Description of the task> Set the listing down once more, exactly as given.

Material provided>
◇ ◇ ◇
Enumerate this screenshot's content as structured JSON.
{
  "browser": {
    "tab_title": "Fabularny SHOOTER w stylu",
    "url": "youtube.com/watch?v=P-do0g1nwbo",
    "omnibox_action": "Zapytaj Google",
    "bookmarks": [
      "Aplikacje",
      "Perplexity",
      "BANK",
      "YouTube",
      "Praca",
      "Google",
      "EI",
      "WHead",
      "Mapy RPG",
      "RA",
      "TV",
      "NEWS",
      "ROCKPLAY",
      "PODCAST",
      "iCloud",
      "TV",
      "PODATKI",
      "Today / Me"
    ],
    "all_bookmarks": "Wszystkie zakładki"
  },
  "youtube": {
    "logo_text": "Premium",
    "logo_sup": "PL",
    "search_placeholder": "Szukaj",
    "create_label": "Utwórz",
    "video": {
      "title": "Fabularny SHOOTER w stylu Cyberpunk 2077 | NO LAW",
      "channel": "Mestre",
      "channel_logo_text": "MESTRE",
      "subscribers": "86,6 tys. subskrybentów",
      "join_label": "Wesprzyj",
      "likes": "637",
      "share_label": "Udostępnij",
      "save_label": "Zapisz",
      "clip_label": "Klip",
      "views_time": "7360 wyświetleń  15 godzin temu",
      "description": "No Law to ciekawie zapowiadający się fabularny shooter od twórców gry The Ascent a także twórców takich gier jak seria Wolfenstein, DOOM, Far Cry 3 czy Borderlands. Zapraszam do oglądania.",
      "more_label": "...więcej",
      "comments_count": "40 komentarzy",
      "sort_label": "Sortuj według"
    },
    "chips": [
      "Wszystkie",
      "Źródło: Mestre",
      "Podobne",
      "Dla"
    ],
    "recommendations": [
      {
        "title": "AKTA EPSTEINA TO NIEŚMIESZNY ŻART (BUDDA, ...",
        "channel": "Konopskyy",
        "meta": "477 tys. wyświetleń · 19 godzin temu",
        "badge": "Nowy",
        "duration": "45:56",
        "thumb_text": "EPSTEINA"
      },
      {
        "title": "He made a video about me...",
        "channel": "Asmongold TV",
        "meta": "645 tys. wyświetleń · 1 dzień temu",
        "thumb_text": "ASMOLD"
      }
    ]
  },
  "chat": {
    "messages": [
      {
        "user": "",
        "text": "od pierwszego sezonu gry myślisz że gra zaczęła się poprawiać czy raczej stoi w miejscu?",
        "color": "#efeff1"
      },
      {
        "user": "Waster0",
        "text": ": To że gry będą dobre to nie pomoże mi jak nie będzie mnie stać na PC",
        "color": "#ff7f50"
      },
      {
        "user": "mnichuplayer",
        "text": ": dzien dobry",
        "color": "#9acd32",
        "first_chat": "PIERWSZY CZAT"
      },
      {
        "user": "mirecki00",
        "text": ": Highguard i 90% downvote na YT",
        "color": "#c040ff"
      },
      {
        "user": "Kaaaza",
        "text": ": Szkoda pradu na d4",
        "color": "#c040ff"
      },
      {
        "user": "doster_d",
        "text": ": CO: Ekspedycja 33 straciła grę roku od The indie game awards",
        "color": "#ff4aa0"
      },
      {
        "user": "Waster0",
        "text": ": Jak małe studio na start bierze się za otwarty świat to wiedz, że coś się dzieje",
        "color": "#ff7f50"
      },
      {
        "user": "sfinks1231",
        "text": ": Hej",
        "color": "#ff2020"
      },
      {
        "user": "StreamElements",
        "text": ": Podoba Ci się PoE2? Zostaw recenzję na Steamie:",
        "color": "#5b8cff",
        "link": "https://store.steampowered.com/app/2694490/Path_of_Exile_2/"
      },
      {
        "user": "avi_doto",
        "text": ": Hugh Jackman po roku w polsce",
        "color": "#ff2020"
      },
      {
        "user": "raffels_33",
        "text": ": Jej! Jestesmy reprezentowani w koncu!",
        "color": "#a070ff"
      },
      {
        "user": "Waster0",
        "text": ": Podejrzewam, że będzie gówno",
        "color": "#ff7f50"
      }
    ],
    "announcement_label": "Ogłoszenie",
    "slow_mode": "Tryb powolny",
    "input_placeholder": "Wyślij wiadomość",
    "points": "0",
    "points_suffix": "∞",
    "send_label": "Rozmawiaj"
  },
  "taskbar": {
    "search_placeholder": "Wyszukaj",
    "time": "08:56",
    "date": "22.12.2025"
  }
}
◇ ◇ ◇
Exercise solution>
Enumerate this screenshot's content as structured JSON.
{
  "browser": {
    "tab_title": "Fabularny SHOOTER w stylu",
    "url": "youtube.com/watch?v=P-do0g1nwbo",
    "omnibox_action": "Zapytaj Google",
    "bookmarks": [
      "Aplikacje",
      "Perplexity",
      "BANK",
      "YouTube",
      "Praca",
      "Google",
      "EI",
      "WHead",
      "Mapy RPG",
      "RA",
      "TV",
      "NEWS",
      "ROCKPLAY",
      "PODCAST",
      "iCloud",
      "TV",
      "PODATKI",
      "Today / Me"
    ],
    "all_bookmarks": "Wszystkie zakładki"
  },
  "youtube": {
    "logo_text": "Premium",
    "logo_sup": "PL",
    "search_placeholder": "Szukaj",
    "create_label": "Utwórz",
    "video": {
      "title": "Fabularny SHOOTER w stylu Cyberpunk 2077 | NO LAW",
      "channel": "Mestre",
      "channel_logo_text": "MESTRE",
      "subscribers": "86,6 tys. subskrybentów",
      "join_label": "Wesprzyj",
      "likes": "637",
      "share_label": "Udostępnij",
      "save_label": "Zapisz",
      "clip_label": "Klip",
      "views_time": "7360 wyświetleń  15 godzin temu",
      "description": "No Law to ciekawie zapowiadający się fabularny shooter od twórców gry The Ascent a także twórców takich gier jak seria Wolfenstein, DOOM, Far Cry 3 czy Borderlands. Zapraszam do oglądania.",
      "more_label": "...więcej",
      "comments_count": "40 komentarzy",
      "sort_label": "Sortuj według"
    },
    "chips": [
      "Wszystkie",
      "Źródło: Mestre",
      "Podobne",
      "Dla"
    ],
    "recommendations": [
      {
        "title": "AKTA EPSTEINA TO NIEŚMIESZNY ŻART (BUDDA, ...",
        "channel": "Konopskyy",
        "meta": "477 tys. wyświetleń · 19 godzin temu",
        "badge": "Nowy",
        "duration": "45:56",
        "thumb_text": "EPSTEINA"
      },
      {
        "title": "He made a video about me...",
        "channel": "Asmongold TV",
        "meta": "645 tys. wyświetleń · 1 dzień temu",
        "thumb_text": "ASMOLD"
      }
    ]
  },
  "chat": {
    "messages": [
      {
        "user": "",
        "text": "od pierwszego sezonu gry myślisz że gra zaczęła się poprawiać czy raczej stoi w miejscu?",
        "color": "#efeff1"
      },
      {
        "user": "Waster0",
        "text": ": To że gry będą dobre to nie pomoże mi jak nie będzie mnie stać na PC",
        "color": "#ff7f50"
      },
      {
        "user": "mnichuplayer",
        "text": ": dzien dobry",
        "color": "#9acd32",
        "first_chat": "PIERWSZY CZAT"
      },
      {
        "user": "mirecki00",
        "text": ": Highguard i 90% downvote na YT",
        "color": "#c040ff"
      },
      {
        "user": "Kaaaza",
        "text": ": Szkoda pradu na d4",
        "color": "#c040ff"
      },
      {
        "user": "doster_d",
        "text": ": CO: Ekspedycja 33 straciła grę roku od The indie game awards",
        "color": "#ff4aa0"
      },
      {
        "user": "Waster0",
        "text": ": Jak małe studio na start bierze się za otwarty świat to wiedz, że coś się dzieje",
        "color": "#ff7f50"
      },
      {
        "user": "sfinks1231",
        "text": ": Hej",
        "color": "#ff2020"
      },
      {
        "user": "StreamElements",
        "text": ": Podoba Ci się PoE2? Zostaw recenzję na Steamie:",
        "color": "#5b8cff",
        "link": "https://store.steampowered.com/app/2694490/Path_of_Exile_2/"
      },
      {
        "user": "avi_doto",
        "text": ": Hugh Jackman po roku w polsce",
        "color": "#ff2020"
      },
      {
        "user": "raffels_33",
        "text": ": Jej! Jestesmy reprezentowani w koncu!",
        "color": "#a070ff"
      },
      {
        "user": "Waster0",
        "text": ": Podejrzewam, że będzie gówno",
        "color": "#ff7f50"
      }
    ],
    "announcement_label": "Ogłoszenie",
    "slow_mode": "Tryb powolny",
    "input_placeholder": "Wyślij wiadomość",
    "points": "0",
    "points_suffix": "∞",
    "send_label": "Rozmawiaj"
  },
  "taskbar": {
    "search_placeholder": "Wyszukaj",
    "time": "08:56",
    "date": "22.12.2025"
  }
}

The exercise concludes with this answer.